Okay – so now we know what the visual tree looks like, so let’s see if we can work out what each element is called.  The trick to this is just casting the FrameworkElement (change the DisplayVisualTree function as follows):
    string tab = "";
    for (int i = 1; i <= indent; i++)
        tab += "t";

    FrameworkElement ctrl = control as FrameworkElement;
    System.Diagnostics.Debug.WriteLine(string.Format("{0}, {1}, {2}",
        tab, ctrl.Name, control.ToString()));

    int childNumber = VisualTreeHelper.GetChildrenCount(control);
&#91;/sourcecode&#93;
<div>So now when you run it, you can see each element's name.  You can simply search the output window and see the "media" element there.  Now we want to return that.  Basically, we want the DisplayVisualTree function to find the control and return it; something like this would do that:</div>
<div></div>
<div>

private DependencyObject FindChildControl<T>;(DependencyObject control, string ctrlName)
{
    int childNumber = VisualTreeHelper.GetChildrenCount(control);
    for (int i = 0; i < childNumber; i++)
    {
        DependencyObject child = VisualTreeHelper.GetChild(control, i);
        FrameworkElement fe = child as FrameworkElement;
        // Not a framework element or is null
        if (fe == null) return null;

        if (child is T &amp;&amp; fe.Name == ctrlName)
        {
            // Found the control so return
            return child;
        }
        else
        {
            // Not found it - search children
            DependencyObject nextLevel = FindChildControl<T>;(child, ctrlName);
            if (nextLevel != null)
                return nextLevel;
        }
    }
    return null;
}
If you call this in the Play button, you’ll be able to get a handle to the control:
private void playVideo_Click(object sender, RoutedEventArgs e)
{
    MediaElement media = FindChildControl<MediaElement>;(this, "media") as MediaElement;
    media.Play();
        
    //DisplayVisualTree(this, 0));
}

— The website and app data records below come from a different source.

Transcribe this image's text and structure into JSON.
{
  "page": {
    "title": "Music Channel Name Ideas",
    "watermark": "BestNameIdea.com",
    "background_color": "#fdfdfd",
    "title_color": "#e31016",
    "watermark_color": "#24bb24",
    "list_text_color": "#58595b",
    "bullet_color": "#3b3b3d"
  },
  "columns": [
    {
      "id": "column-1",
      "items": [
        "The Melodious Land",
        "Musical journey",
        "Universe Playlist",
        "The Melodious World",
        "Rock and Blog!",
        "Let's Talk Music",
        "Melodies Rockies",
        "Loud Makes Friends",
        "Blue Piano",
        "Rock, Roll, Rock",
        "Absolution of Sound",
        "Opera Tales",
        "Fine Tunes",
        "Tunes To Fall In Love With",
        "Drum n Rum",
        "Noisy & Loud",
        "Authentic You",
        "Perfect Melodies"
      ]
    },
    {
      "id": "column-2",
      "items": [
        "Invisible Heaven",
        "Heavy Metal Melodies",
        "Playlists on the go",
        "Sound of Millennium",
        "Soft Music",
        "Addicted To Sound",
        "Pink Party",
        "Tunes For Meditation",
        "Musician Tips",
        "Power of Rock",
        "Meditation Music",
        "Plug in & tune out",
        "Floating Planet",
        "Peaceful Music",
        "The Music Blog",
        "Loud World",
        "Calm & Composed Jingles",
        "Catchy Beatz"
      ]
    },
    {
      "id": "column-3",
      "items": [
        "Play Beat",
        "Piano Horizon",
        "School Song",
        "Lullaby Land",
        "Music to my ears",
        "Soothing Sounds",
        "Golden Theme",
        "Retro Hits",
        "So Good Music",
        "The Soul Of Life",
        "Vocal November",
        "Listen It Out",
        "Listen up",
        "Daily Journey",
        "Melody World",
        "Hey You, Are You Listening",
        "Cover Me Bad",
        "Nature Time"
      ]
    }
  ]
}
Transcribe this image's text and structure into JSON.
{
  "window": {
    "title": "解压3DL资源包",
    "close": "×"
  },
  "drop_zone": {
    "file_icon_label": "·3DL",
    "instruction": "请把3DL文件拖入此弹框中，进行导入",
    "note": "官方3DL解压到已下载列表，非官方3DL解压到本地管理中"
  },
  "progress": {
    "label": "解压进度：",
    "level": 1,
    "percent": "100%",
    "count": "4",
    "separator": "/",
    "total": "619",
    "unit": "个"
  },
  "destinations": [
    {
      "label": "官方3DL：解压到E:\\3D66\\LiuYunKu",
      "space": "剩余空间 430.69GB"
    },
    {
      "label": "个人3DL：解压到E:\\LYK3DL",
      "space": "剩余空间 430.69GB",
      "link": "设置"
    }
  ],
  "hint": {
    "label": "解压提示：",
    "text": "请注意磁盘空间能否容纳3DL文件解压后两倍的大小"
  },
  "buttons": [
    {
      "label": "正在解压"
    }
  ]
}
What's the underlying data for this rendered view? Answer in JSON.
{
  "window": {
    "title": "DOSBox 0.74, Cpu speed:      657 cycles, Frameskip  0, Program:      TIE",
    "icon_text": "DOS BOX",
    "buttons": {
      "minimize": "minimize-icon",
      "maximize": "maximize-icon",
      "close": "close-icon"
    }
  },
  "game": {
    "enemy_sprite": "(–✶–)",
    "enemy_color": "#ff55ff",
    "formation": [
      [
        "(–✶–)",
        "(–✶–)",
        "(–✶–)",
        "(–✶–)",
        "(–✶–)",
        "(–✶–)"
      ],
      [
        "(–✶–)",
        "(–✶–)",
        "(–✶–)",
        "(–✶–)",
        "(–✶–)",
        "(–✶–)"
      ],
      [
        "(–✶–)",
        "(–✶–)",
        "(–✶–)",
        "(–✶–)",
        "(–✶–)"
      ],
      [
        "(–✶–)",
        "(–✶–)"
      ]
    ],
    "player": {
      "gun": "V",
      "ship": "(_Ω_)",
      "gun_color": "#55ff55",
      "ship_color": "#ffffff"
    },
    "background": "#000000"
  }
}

Conclusion

This does look like a lot of trouble to go to to simply control a media element (especially since sinple clicking the element itself will start the play), however, once you start dealing with databound XAML, it’s only a matter of time before you decide you need to access and control an element inside a databound template.